Imagine getting the opportunity to work for your favorite celebrity. Now imagine you and that celebrity becoming fast friends.
In Buyer and Cellar, the celebrity happens to be the iconic Barbra Streisand. Now running at Farmers Alley Theatre, playwright Jonathan Tolins’ one-man show blends wish fulfillment and celebrity portraiture into a surprisingly-touching love letter to an artist and her legacy.
Just to be clear, Buyer and Cellar is not biographical. It’s a work of fiction inspired by the real superstar Streisand. As Alex More — played by a chameleonic Lee Slobotkin — explains at the beginning of the show, Streisand’s mini-mall of memorabilia in her Malibu estate is real. His character and subsequent meeting and employment at that mall, however, are fake.
Fortunately, the characters and story still feel very real thanks to writer Tolins being a pop-culture junkie with a big heart. The authenticity of each of the characters Slobotkin plays is a testament to him as an actor, but the underlying script gives each one a unique voice and perspective.
Alex is the primary character — a gay man and struggling actor living in Los Angeles. His boyfriend, Bobby, is a sharp-tongued cynic who analyzes Alex’s every encounter. Meanwhile, Streisand as Alex’s boss is an insecure enigma. Played by Slobotkin with a hint of a Brooklyn accent and a flick of the wrist, this Streisand is a character to fall in love with.
The strength of Tolin’s script is its self-contained subtlety. This is not farce or a cruel caricature of Streisand, nor is it puffy idol worship. This Streisand is a fully dimensional person and the script provides plenty of backstory on this larger-than-life, EGOT-winning star. While the story references a few of Streisand’s films, it’s more focused on her eccentricities as a person. Of course, if you are a Streisand fan, there are plenty of gems hidden in the dialogue.

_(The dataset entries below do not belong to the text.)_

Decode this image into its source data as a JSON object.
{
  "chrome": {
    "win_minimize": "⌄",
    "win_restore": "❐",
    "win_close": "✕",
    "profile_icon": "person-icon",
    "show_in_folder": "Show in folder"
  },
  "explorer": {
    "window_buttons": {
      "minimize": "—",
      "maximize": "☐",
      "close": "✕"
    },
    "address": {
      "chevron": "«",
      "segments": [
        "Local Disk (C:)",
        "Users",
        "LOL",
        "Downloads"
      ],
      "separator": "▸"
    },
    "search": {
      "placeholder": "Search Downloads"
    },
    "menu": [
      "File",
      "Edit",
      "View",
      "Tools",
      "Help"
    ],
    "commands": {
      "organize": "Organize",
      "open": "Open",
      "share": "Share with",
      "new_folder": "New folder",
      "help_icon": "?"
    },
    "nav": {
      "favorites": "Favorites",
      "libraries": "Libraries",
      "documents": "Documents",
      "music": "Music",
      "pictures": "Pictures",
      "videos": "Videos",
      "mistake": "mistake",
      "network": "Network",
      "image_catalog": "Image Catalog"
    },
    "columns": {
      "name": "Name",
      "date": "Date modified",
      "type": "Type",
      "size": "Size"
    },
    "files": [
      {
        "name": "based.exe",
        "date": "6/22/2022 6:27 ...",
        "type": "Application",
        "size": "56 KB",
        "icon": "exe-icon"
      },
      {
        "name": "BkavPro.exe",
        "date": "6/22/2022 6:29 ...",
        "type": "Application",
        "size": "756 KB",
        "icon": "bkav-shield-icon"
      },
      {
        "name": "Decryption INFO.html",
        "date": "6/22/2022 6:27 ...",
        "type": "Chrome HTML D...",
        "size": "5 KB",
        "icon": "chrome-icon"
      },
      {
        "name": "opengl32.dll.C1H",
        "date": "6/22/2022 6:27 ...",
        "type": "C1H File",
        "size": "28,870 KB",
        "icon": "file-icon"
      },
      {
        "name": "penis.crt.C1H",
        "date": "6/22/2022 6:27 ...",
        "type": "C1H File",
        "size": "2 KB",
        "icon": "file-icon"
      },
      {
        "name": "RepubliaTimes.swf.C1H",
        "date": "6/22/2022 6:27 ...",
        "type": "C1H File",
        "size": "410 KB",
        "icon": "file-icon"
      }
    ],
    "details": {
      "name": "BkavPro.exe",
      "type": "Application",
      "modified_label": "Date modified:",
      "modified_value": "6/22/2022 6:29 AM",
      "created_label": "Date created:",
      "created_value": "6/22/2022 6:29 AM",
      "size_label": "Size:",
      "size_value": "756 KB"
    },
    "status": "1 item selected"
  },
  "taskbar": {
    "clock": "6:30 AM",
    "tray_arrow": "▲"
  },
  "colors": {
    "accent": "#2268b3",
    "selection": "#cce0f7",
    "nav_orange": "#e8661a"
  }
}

The best scenes then in Buyer and Cellar are Alex’s interactions with Streisand, like when she first meets Alex by pretending to be a customer browsing and haggling over items in her own mall. Slobotkin seamlessly shifts from voice to voice and body to body, until at times you swear you are seeing two people on stage. He also contains an infectious energy that he patiently doles out through the show. Apart from some brief moments near the end, Slobotkin keeps the 90-minute show moving at a steady pace.
Slobotkin may be the only actor onstage, but he’s not alone. Lighting designer Samantha A. Snow and sound designer Garrett Gagnon provide spot on cues helping to complete the illusion of characters walking in and out of the shop. And director Adam Weiner makes full use of the stage, allowing the audience to fill the details of the simple set.
As a script, Buyer and Cellar provides more steady chuckles than big laughs. All good things come to an end, and the reason for Alex’s dismissal from Streisand’s employ is especially fun. Fortunately, Tolins refrains from laying out sentimental messages. The show instead takes you on a tour and the experience is worth the price.
Buyer & Cellar
Farmer’s Alley Theatre
798 Oakland Dr., Kalamazoo
Through Mar. 19
7:30 pm Thursdays, 8 p.m. Fridays & Saturdays, 2 p.m. Sundays
$25 Thursdays, $30 Friday-Sunday
farmersalleytheatre.com, (269) 343-2727